WHAT NEEDS TO BE DONE: Print all entries below exactly as they appear.

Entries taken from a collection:

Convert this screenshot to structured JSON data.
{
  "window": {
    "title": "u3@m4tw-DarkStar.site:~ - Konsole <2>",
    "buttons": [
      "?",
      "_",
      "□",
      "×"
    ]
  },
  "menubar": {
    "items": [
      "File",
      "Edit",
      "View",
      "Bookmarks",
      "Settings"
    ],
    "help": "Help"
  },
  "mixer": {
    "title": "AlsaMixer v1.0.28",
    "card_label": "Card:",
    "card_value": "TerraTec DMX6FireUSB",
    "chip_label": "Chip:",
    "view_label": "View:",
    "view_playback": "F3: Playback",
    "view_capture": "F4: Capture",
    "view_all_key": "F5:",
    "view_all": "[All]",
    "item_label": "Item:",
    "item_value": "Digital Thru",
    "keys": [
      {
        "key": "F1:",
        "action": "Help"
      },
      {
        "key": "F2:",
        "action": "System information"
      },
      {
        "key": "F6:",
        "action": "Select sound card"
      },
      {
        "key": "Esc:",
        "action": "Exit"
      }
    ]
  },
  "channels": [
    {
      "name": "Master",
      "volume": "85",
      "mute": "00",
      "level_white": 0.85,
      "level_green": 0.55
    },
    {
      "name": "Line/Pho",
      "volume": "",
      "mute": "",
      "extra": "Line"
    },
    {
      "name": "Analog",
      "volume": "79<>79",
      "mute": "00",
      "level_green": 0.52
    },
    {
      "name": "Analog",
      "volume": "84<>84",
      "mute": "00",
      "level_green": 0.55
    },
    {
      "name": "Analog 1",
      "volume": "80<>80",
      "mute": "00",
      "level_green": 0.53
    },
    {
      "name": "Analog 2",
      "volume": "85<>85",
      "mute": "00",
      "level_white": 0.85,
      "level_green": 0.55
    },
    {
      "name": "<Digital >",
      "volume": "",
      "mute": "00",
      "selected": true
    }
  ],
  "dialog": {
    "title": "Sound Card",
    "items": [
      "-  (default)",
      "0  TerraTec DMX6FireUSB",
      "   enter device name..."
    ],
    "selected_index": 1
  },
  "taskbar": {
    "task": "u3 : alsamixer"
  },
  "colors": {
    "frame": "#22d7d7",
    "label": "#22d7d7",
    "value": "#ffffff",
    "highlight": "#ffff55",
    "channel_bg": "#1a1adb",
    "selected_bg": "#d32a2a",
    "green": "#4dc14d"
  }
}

RESULT FOR THIS TASK:
Convert this screenshot to structured JSON data.
{
  "window": {
    "title": "u3@m4tw-DarkStar.site:~ - Konsole <2>",
    "buttons": [
      "?",
      "_",
      "□",
      "×"
    ]
  },
  "menubar": {
    "items": [
      "File",
      "Edit",
      "View",
      "Bookmarks",
      "Settings"
    ],
    "help": "Help"
  },
  "mixer": {
    "title": "AlsaMixer v1.0.28",
    "card_label": "Card:",
    "card_value": "TerraTec DMX6FireUSB",
    "chip_label": "Chip:",
    "view_label": "View:",
    "view_playback": "F3: Playback",
    "view_capture": "F4: Capture",
    "view_all_key": "F5:",
    "view_all": "[All]",
    "item_label": "Item:",
    "item_value": "Digital Thru",
    "keys": [
      {
        "key": "F1:",
        "action": "Help"
      },
      {
        "key": "F2:",
        "action": "System information"
      },
      {
        "key": "F6:",
        "action": "Select sound card"
      },
      {
        "key": "Esc:",
        "action": "Exit"
      }
    ]
  },
  "channels": [
    {
      "name": "Master",
      "volume": "85",
      "mute": "00",
      "level_white": 0.85,
      "level_green": 0.55
    },
    {
      "name": "Line/Pho",
      "volume": "",
      "mute": "",
      "extra": "Line"
    },
    {
      "name": "Analog",
      "volume": "79<>79",
      "mute": "00",
      "level_green": 0.52
    },
    {
      "name": "Analog",
      "volume": "84<>84",
      "mute": "00",
      "level_green": 0.55
    },
    {
      "name": "Analog 1",
      "volume": "80<>80",
      "mute": "00",
      "level_green": 0.53
    },
    {
      "name": "Analog 2",
      "volume": "85<>85",
      "mute": "00",
      "level_white": 0.85,
      "level_green": 0.55
    },
    {
      "name": "<Digital >",
      "volume": "",
      "mute": "00",
      "selected": true
    }
  ],
  "dialog": {
    "title": "Sound Card",
    "items": [
      "-  (default)",
      "0  TerraTec DMX6FireUSB",
      "   enter device name..."
    ],
    "selected_index": 1
  },
  "taskbar": {
    "task": "u3 : alsamixer"
  },
  "colors": {
    "frame": "#22d7d7",
    "label": "#22d7d7",
    "value": "#ffffff",
    "highlight": "#ffff55",
    "channel_bg": "#1a1adb",
    "selected_bg": "#d32a2a",
    "green": "#4dc14d"
  }
}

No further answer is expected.